Ahmadinejad reportedly believes the key to his and his cronies' survival is via blackmail. Thus, the Iranian president is hooking his star to a set of secret dossiers on 300 top Iranian officials, each containing details of their respective transgressions. DEBKA explains the significance:
He obtained them by rifling the archives of the Ministry of Intelligence and Security during the brief period after he sacked the intelligence minister, Heydar Moslehi, and before Khamenei forced him to reinstate the minister a week later. [...] He and his staff had meanwhile combed through the incriminating files and made copies of them which were now held safe in the presidential office.
Khamenei, who has the support of the bulk of Iran’s political and military leaders, knows all about Ahmadinejad’s plans and is determined to eliminate him one way or another and make sure that the 300 dossiers never leave the president’s office.
More than once, Ahmadinejad has implied recently that he would make their contents public if he or members of his clique were charged with corruption or the misappropriation of state funds.
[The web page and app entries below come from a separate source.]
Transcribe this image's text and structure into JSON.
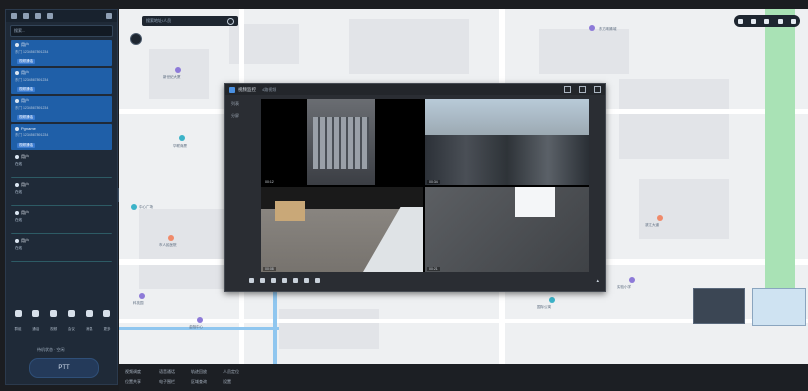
{
  "sidebar": {
    "search_placeholder": "搜索...",
    "contacts": [
      {
        "name": "用户",
        "sub": "东门 1234567891234",
        "badge": "视频通话",
        "active": true
      },
      {
        "name": "用户",
        "sub": "东门 1234567891234",
        "badge": "视频通话",
        "active": true
      },
      {
        "name": "用户",
        "sub": "东门 1234567891234",
        "badge": "视频通话",
        "active": true
      },
      {
        "name": "Pgname",
        "sub": "东门 1234567891234",
        "badge": "视频通话",
        "active": true
      },
      {
        "name": "用户",
        "sub": "在线",
        "badge": "",
        "active": false
      },
      {
        "name": "用户",
        "sub": "在线",
        "badge": "",
        "active": false
      },
      {
        "name": "用户",
        "sub": "在线",
        "badge": "",
        "active": false
      },
      {
        "name": "用户",
        "sub": "在线",
        "badge": "",
        "active": false
      }
    ],
    "tools": [
      "群组",
      "通话",
      "视频",
      "会议",
      "消息",
      "更多"
    ],
    "ptt_status": "待机状态 · 空闲",
    "ptt_label": "PTT"
  },
  "map": {
    "search_placeholder": "搜索地址/人员",
    "labels": [
      "新世纪大厦",
      "华联商厦",
      "中心广场",
      "市人民医院",
      "东方明珠城",
      "滨江大道",
      "实验小学",
      "国际公寓",
      "金融中心",
      "科技园"
    ]
  },
  "video_window": {
    "title": "视频监控",
    "subtitle": "4路视频",
    "side_items": [
      "列表",
      "分屏"
    ],
    "timestamps": [
      "00:12",
      "00:34",
      "00:08",
      "00:21"
    ]
  },
  "bottom_bar": {
    "items": [
      "视频调度",
      "语音通话",
      "轨迹回放",
      "人员定位",
      "位置共享",
      "电子围栏",
      "区域查询",
      "设置"
    ]
  }
}
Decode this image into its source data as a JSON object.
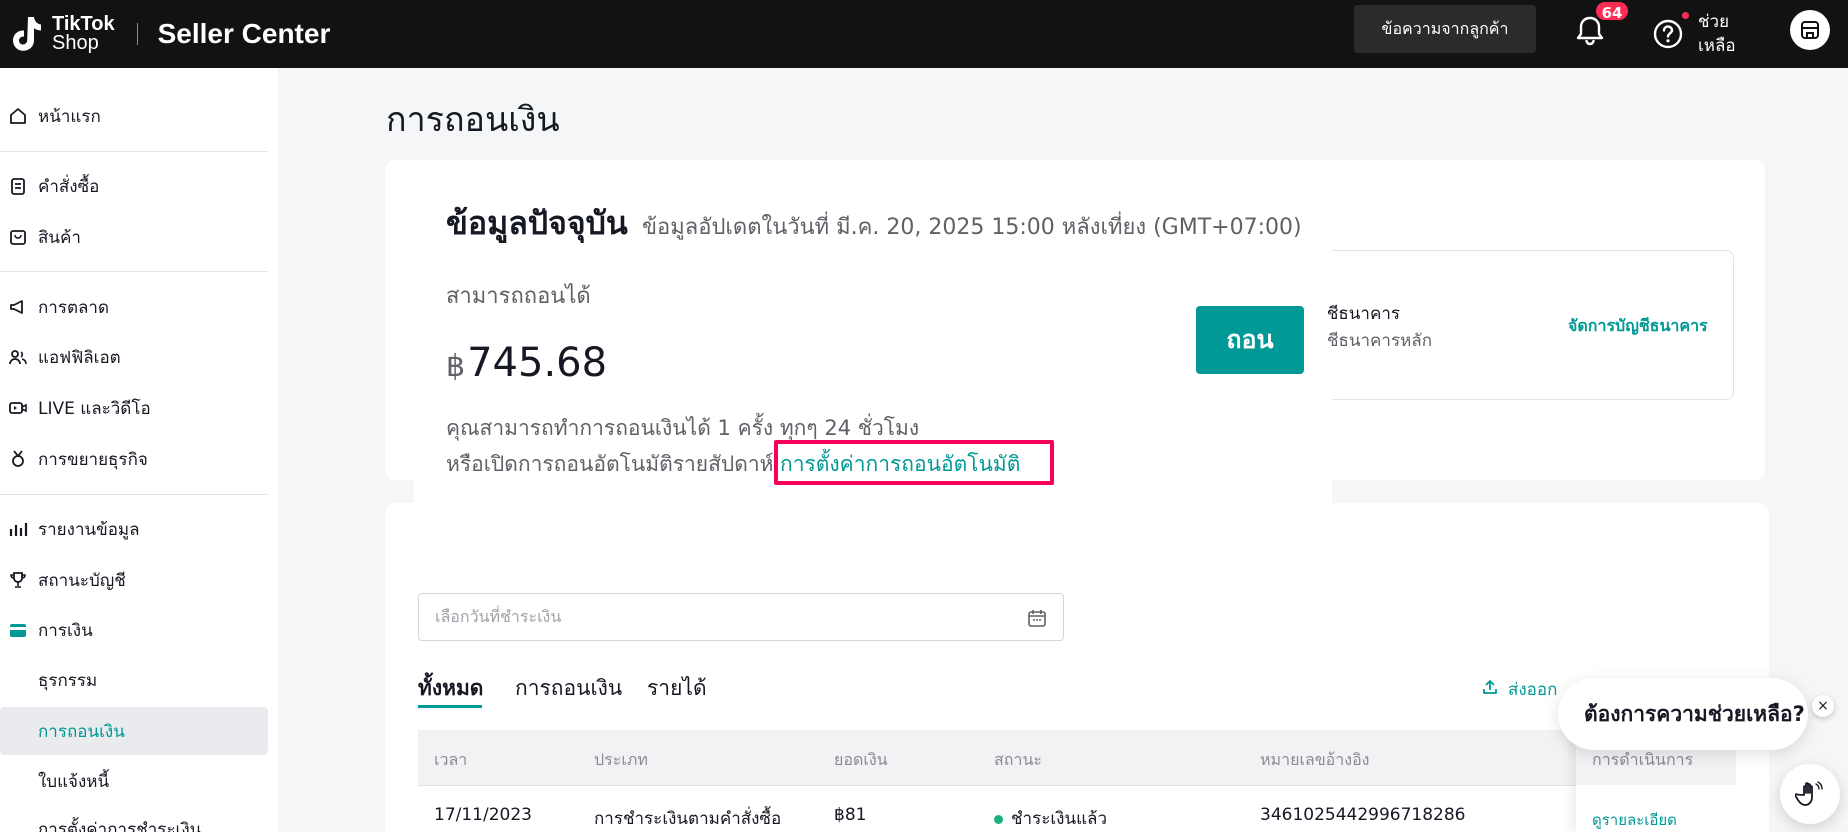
{
  "topbar": {
    "logo_line1": "TikTok",
    "logo_line2": "Shop",
    "brand": "Seller Center",
    "messages_button": "ข้อความจากลูกค้า",
    "notification_count": "64",
    "help_label": "ช่วยเหลือ"
  },
  "sidebar": {
    "home": "หน้าแรก",
    "orders": "คำสั่งซื้อ",
    "products": "สินค้า",
    "marketing": "การตลาด",
    "affiliate": "แอฟฟิลิเอต",
    "live_video": "LIVE และวิดีโอ",
    "growth": "การขยายธุรกิจ",
    "reports": "รายงานข้อมูล",
    "account_health": "สถานะบัญชี",
    "finance": "การเงิน",
    "finance_sub": {
      "transactions": "ธุรกรรม",
      "withdrawals": "การถอนเงิน",
      "invoices": "ใบแจ้งหนี้",
      "payment_settings": "การตั้งค่าการชำระเงิน"
    }
  },
  "page": {
    "title": "การถอนเงิน"
  },
  "current": {
    "title": "ข้อมูลปัจจุบัน",
    "updated": "ข้อมูลอัปเดตในวันที่ มี.ค. 20, 2025 15:00 หลังเที่ยง (GMT+07:00)",
    "available_label": "สามารถถอนได้",
    "currency_symbol": "฿",
    "amount": "745.68",
    "note_line1": "คุณสามารถทำการถอนเงินได้ 1 ครั้ง ทุกๆ 24 ชั่วโมง",
    "note_line2": "หรือเปิดการถอนอัตโนมัติรายสัปดาห์",
    "auto_link": "การตั้งค่าการถอนอัตโนมัติ",
    "withdraw_button": "ถอน"
  },
  "bank": {
    "title": "บัญชีธนาคาร",
    "subtitle": "บัญชีธนาคารหลัก",
    "manage_link": "จัดการบัญชีธนาคาร"
  },
  "filters": {
    "date_placeholder": "เลือกวันที่ชำระเงิน"
  },
  "tabs": {
    "all": "ทั้งหมด",
    "withdrawals": "การถอนเงิน",
    "income": "รายได้",
    "export": "ส่งออก"
  },
  "table": {
    "headers": {
      "time": "เวลา",
      "type": "ประเภท",
      "amount": "ยอดเงิน",
      "status": "สถานะ",
      "reference": "หมายเลขอ้างอิง",
      "actions": "การดำเนินการ"
    },
    "rows": [
      {
        "time": "17/11/2023",
        "type": "การชำระเงินตามคำสั่งซื้อ",
        "amount": "฿81",
        "status": "ชำระเงินแล้ว",
        "reference": "3461025442996718286",
        "action": "ดูรายละเอียด"
      }
    ]
  },
  "help_bubble": {
    "text": "ต้องการความช่วยเหลือ?",
    "close": "×"
  },
  "colors": {
    "accent": "#009995",
    "highlight": "#f5005a",
    "badge": "#fe2c55"
  }
}
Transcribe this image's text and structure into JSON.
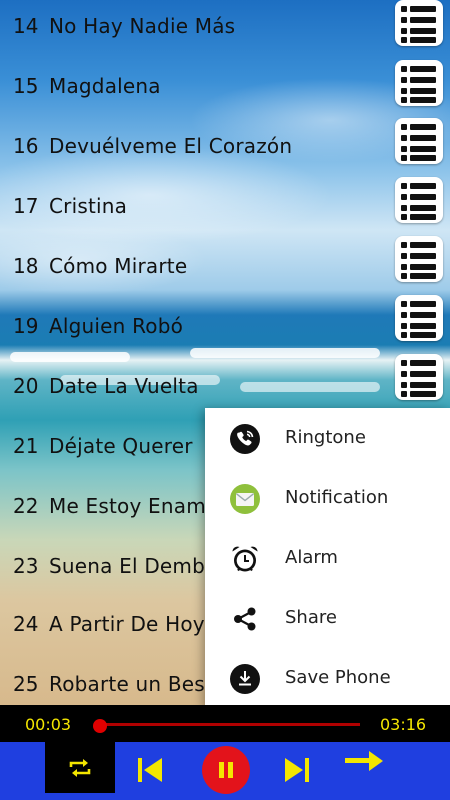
{
  "songs": [
    {
      "num": "14",
      "title": "No Hay Nadie Más"
    },
    {
      "num": "15",
      "title": "Magdalena"
    },
    {
      "num": "16",
      "title": "Devuélveme El Corazón"
    },
    {
      "num": "17",
      "title": "Cristina"
    },
    {
      "num": "18",
      "title": "Cómo Mirarte"
    },
    {
      "num": "19",
      "title": "Alguien Robó"
    },
    {
      "num": "20",
      "title": "Date La Vuelta"
    },
    {
      "num": "21",
      "title": "Déjate Querer"
    },
    {
      "num": "22",
      "title": "Me Estoy Enam"
    },
    {
      "num": "23",
      "title": "Suena El Dembo"
    },
    {
      "num": "24",
      "title": "A Partir De Hoy"
    },
    {
      "num": "25",
      "title": "Robarte un Bese"
    }
  ],
  "popup_menu": {
    "items": [
      {
        "label": "Ringtone",
        "icon": "phone-ringtone-icon"
      },
      {
        "label": "Notification",
        "icon": "envelope-icon"
      },
      {
        "label": "Alarm",
        "icon": "alarm-clock-icon"
      },
      {
        "label": "Share",
        "icon": "share-icon"
      },
      {
        "label": "Save Phone",
        "icon": "download-icon"
      }
    ]
  },
  "player": {
    "current_time": "00:03",
    "total_time": "03:16",
    "progress_fraction": 0.015
  },
  "colors": {
    "time_text": "#f4e600",
    "control_bar": "#1f3fe0",
    "control_icons": "#f4e600",
    "pause_button": "#e3131b",
    "progress_track": "#b00000"
  }
}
For now, he is weeding out of his administration the officials he regards as its Achilles heels – according to our sources, the first scheduled to go are Oil Minister Rostam Qassemi and Interior Minister Mohammad Mostafa Najjar.
But the financially corrupt Oil Minister is far from the only one drawing Ahmadinejad's ire. Last week he reportedly fired Health Minister Marzieh Wahid Dastjerdi for quipping that Ahmadinejad would rather set aside earmarks for importing dog food than for medicine.
But is Ahmadinejad really on a crusade to help Iran's disenfranchised or is it merely his ego that has grown out of proportion? According to the report, well-respected parliamentary leader Esma’il Kovsari has told the Iranian president to keep his mouth shut and remember that it was Revolutionary Guards who helped propel him to power in the first place. Other's share the same view as Kovsari. Khamenei supporter Al Sa’idi said that most of the regime's leaders now regret bringing Ahmadinejad to power because he has changed.
While at first it may seem good news that the Iranian regime's internal power engine seems to be splintering, it still does naught to thwart the country's sinister nuclear ambitions, its plans to decimate Israel, nor rule the Iranian populace with an authoritarian fist.
It also bears mention that the void created by Ahmadinejad's potential departure will only be filled by an even more radical element within the regime.